At age eight, Marina received lifesaving news from the Royal Melbourne Hospital, who advised her parents that a kidney had been found for Marina.
‘I received the gift of life, and I am so grateful to the family who had tragically lost their son in a motor vehicle accident – they gave me a second chance at life.
I remember looking at my mum and smiling - I was well, I could be a normal child and not feel sick anymore.’
22 years later, in 2009, Marina received the devastating news that the kidney she received in 1987 had started to fail, and her body was rejecting the organ.
She went back onto haemodialysis at the age of 30.
Five years later, after an incredible 5,760 hours spent on a dialysis machine, Marina received a phone call that changed her life.
A match had been found for her, a living donor, and her transplant occurred on 9th December 2013.
Last week, five years after her transplant, Marina travelled to the Gold Coast, to participate in the Australian Transplant Games.
Receiving gold was not the highlight for Marina though – it was the experience of meeting others who had been through similar situations.
"It was such an emotional experience, and so humbling to see so many others who have been blessed by getting a second chance at life.
Meeting other participants, and sharing stories of our journeys and experiences was comforting and inspirational - everyone there was so grateful for the gift of life they had been given through organ donation.
Cheering on the kids who have been given transplants was amazing, and it was fantastic to see their smiles and the fun they were having – knowing how unwell they had been."
Importantly, the Games are also held to raise awareness of organ donation, as currently only 33% of Australians are registered organ donors.
To become an organ donor, and give someone like Marina a second chance at life, please click here.
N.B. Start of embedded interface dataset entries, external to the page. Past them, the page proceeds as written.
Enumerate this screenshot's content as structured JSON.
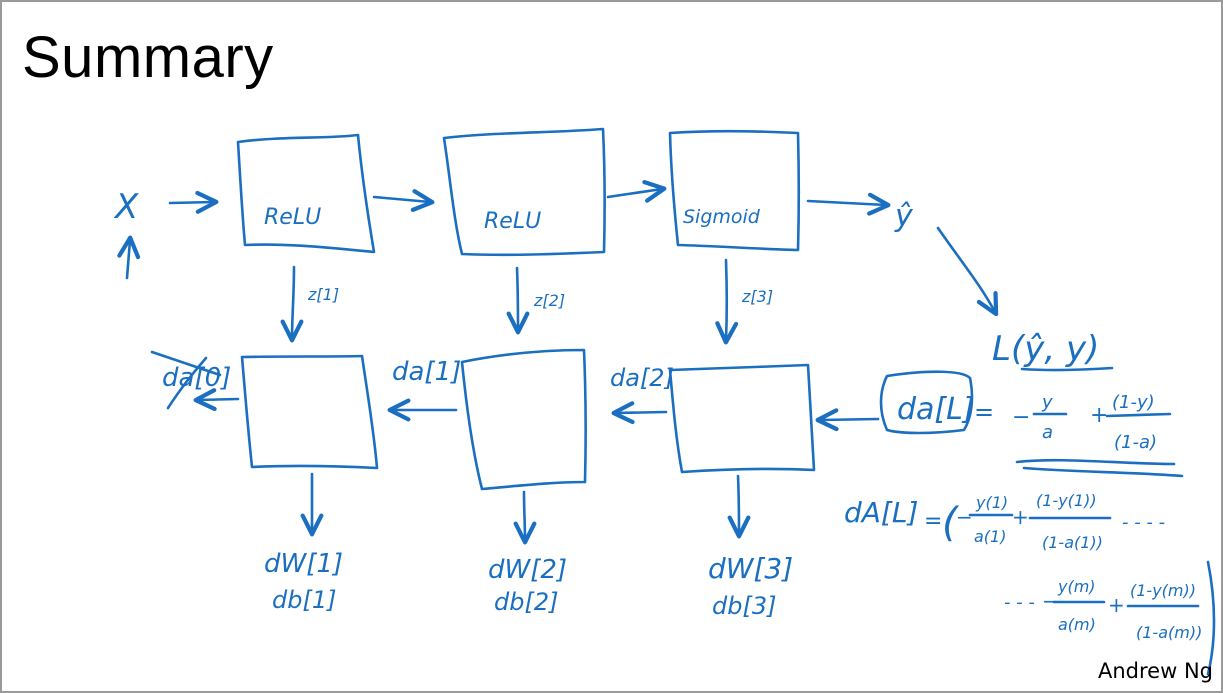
{
  "slide": {
    "title": "Summary",
    "author": "Andrew Ng"
  },
  "diagram": {
    "ink_color": "#1b6fc0",
    "input_label": "X",
    "output_label": "ŷ",
    "forward_blocks": [
      "ReLU",
      "ReLU",
      "Sigmoid"
    ],
    "cache_labels": [
      "z[1]",
      "z[2]",
      "z[3]"
    ],
    "backward_inputs": [
      "da[0]",
      "da[1]",
      "da[2]"
    ],
    "backward_outputs": [
      {
        "dw": "dW[1]",
        "db": "db[1]"
      },
      {
        "dw": "dW[2]",
        "db": "db[2]"
      },
      {
        "dw": "dW[3]",
        "db": "db[3]"
      }
    ],
    "loss": "L(ŷ, y)",
    "dL_label": "da[L]",
    "dL_formula": {
      "eq": "=",
      "t1_sign": "−",
      "t1_num": "y",
      "t1_den": "a",
      "t2_sign": "+",
      "t2_num": "(1-y)",
      "t2_den": "(1-a)"
    },
    "dA": {
      "label": "dA[L]",
      "eq": "=",
      "open": "(",
      "t1_sign": "−",
      "t1_num": "y(1)",
      "t1_den": "a(1)",
      "t2_sign": "+",
      "t2_num": "(1-y(1))",
      "t2_den": "(1-a(1))",
      "dots1": "- - - -",
      "dots2": "- - -",
      "t3_sign": "−",
      "t3_num": "y(m)",
      "t3_den": "a(m)",
      "t4_sign": "+",
      "t4_num": "(1-y(m))",
      "t4_den": "(1-a(m))"
    }
  }
}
Marina – you are truly an inspirational and amazing person – thank you for sharing your journey and congratulations on all your amazing achievements.